  2. These are hardly “edgy” views and most are difficult to disagree with unless you are under the mistaken belief there will be a great rotation from credit to equities which we will not see because of tame inflation stemming from stagnating incomes, excess capacity and output gaps of 5% to 13%. We may see equities move higher but that is not to say bonds will collapse.

  3. The idea that Emerging Markets will raise to save the day seems far fetched to me. I think there is way too much optimism on China’s “recovery”.

  4. The US will have to use fiscal policy rather than interest rate policy as/if the recovery continues. If they use interest rate policy the bond and high yield losses will be large.

    Inflation can be controlled by reducing government spending into the private sector, (or by increasing taxation) as much as by increasing interest rates.

    The changes in spending from the sequestration or a deal that is done to avoid sequestration will have to balance efforts to reduce unemployment against allowing fast growth causing inflation by demand from the “haves”.
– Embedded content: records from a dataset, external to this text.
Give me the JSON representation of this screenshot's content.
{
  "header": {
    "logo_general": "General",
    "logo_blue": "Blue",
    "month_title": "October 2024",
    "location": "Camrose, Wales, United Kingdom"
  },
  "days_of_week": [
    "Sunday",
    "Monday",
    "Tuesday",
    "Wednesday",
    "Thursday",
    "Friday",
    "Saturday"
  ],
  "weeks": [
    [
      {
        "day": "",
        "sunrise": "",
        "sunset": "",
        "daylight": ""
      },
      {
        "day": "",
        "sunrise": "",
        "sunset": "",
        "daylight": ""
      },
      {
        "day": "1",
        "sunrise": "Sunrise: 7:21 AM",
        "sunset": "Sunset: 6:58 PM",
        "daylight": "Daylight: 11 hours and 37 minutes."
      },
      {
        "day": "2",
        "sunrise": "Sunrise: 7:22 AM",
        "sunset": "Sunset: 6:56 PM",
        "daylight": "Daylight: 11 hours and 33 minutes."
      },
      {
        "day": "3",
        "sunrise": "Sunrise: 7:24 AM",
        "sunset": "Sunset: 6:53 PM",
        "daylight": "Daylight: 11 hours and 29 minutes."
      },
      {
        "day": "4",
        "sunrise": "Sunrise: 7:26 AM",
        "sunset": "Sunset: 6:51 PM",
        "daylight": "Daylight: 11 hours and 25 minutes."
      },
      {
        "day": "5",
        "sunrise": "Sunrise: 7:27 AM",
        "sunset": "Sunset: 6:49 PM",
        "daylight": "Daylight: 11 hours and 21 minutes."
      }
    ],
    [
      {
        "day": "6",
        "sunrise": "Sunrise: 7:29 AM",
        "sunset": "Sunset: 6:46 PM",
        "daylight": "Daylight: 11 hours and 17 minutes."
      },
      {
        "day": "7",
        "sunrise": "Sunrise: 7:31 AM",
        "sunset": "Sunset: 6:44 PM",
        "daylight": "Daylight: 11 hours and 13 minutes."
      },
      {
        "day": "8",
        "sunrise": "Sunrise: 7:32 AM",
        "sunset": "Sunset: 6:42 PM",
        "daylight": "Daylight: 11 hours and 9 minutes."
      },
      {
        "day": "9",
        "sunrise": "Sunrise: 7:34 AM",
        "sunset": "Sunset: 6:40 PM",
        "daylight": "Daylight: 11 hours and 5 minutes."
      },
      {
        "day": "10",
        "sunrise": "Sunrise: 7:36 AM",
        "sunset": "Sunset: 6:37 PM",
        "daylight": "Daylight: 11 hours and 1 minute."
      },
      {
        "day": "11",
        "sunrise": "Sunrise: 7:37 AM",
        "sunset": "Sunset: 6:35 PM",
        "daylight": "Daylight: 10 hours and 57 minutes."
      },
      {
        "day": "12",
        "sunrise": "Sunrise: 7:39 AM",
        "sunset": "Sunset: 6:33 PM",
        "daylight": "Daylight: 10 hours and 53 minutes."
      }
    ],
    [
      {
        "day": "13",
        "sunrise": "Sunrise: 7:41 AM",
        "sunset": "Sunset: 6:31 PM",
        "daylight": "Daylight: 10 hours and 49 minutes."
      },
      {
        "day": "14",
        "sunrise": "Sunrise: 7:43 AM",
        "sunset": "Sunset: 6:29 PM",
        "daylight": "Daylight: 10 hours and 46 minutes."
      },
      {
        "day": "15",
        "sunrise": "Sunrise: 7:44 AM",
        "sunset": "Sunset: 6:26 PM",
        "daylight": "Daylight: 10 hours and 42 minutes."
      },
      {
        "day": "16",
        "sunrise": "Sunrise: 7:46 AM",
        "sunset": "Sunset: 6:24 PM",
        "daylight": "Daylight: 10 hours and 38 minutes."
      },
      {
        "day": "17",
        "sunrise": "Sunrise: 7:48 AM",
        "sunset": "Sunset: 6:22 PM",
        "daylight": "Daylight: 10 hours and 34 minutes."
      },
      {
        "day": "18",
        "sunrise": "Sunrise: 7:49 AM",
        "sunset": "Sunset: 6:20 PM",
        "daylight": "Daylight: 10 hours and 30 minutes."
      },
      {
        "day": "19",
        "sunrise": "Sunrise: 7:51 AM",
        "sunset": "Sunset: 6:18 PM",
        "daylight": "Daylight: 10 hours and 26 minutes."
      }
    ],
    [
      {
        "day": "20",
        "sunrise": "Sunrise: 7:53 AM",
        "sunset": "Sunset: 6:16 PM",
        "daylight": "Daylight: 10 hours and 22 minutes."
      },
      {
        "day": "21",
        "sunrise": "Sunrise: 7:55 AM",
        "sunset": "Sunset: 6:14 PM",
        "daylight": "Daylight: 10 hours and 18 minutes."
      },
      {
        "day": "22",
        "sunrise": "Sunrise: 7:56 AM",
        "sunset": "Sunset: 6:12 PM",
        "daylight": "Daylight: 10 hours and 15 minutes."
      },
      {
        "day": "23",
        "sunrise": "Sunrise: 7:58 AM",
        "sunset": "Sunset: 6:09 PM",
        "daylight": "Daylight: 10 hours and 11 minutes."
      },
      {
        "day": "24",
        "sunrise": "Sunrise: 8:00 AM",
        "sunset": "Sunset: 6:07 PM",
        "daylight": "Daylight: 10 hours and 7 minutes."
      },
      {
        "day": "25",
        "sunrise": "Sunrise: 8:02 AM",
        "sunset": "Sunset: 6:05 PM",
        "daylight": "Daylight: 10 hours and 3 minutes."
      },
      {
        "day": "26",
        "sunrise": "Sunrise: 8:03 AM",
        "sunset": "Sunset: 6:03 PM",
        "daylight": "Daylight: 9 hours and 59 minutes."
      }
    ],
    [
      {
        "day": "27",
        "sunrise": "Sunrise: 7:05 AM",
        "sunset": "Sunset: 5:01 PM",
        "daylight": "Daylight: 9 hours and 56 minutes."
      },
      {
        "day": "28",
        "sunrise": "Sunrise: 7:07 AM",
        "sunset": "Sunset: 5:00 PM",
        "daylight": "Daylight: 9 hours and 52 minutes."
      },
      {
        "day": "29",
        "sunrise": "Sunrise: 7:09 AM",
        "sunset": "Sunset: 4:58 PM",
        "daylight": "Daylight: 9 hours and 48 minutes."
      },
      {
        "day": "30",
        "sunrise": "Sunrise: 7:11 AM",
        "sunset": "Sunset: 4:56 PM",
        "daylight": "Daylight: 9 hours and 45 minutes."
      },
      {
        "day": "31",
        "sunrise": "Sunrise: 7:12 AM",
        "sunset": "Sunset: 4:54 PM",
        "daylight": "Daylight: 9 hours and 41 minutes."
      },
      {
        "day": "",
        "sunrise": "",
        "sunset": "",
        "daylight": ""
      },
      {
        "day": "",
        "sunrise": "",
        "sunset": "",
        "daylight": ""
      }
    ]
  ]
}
    If the Congress gets it wrong then its either no jobs growth (too much increased taxes/spending cuts) or higher interest rates from the Fed (if consumer inflation starts to rise. (The Fed won’t be worried about house price inflation at least while it is largely bringing people out of negative equity as this will reduce pressure on banks and households.)

  5. “Global Stocks. Emerging markets offer faster growth, cheap valuations, lower inflation and relatively muted volatility.” Ian Bremmer says he sees Emerging Markets as the number one risk as we work our way through this year. Especially risks in all four of the BRIC countries.